(AVAILABLE DATA)

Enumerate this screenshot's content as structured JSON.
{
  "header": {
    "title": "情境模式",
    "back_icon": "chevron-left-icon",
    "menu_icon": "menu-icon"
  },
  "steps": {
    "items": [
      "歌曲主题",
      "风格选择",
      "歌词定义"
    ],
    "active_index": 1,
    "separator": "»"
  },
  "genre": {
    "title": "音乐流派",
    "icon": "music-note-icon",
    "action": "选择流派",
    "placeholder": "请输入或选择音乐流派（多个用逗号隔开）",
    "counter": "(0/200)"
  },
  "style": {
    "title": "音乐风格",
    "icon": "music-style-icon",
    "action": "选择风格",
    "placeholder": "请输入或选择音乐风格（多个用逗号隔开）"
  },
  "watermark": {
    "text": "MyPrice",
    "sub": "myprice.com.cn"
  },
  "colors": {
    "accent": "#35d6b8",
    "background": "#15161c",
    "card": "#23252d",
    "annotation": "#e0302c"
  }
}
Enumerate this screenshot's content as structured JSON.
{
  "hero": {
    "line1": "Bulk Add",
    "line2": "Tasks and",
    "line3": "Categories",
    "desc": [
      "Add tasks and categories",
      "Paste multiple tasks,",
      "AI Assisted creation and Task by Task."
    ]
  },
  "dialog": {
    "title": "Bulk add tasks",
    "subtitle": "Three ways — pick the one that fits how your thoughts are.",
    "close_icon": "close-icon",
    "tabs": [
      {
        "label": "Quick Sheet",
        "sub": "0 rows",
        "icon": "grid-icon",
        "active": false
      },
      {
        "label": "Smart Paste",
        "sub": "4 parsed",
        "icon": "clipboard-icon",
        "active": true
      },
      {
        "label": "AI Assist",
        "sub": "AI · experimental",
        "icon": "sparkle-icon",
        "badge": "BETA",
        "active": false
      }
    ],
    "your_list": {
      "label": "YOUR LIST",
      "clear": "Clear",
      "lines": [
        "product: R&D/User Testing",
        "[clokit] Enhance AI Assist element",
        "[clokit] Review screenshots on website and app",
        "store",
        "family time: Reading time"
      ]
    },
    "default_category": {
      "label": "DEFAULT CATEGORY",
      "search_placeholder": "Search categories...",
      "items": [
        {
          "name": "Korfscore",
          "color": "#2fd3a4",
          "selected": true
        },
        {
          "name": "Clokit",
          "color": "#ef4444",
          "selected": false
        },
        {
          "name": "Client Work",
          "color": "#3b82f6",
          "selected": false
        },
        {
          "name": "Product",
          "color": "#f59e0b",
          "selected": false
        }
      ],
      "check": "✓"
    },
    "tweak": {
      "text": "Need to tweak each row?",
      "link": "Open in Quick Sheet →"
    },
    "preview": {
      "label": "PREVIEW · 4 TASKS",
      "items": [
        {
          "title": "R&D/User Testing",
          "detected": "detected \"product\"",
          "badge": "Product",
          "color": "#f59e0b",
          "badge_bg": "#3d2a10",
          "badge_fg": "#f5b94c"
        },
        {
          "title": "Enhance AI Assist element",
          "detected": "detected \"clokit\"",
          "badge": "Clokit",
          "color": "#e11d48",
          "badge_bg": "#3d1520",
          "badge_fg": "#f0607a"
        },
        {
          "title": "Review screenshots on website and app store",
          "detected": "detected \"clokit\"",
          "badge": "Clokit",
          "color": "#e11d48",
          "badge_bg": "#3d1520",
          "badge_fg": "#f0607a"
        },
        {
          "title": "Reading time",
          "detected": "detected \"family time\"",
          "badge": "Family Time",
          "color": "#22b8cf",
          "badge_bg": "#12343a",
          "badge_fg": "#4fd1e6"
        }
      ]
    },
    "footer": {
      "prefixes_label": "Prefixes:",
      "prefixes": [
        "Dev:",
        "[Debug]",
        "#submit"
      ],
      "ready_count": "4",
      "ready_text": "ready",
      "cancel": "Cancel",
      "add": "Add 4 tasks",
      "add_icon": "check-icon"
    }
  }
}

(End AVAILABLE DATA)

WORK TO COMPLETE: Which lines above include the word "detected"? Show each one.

ANSWER SPACE:
          "detected": "detected \"product\"",
          "detected": "detected \"clokit\"",
          "detected": "detected \"clokit\"",
          "detected": "detected \"family time\"",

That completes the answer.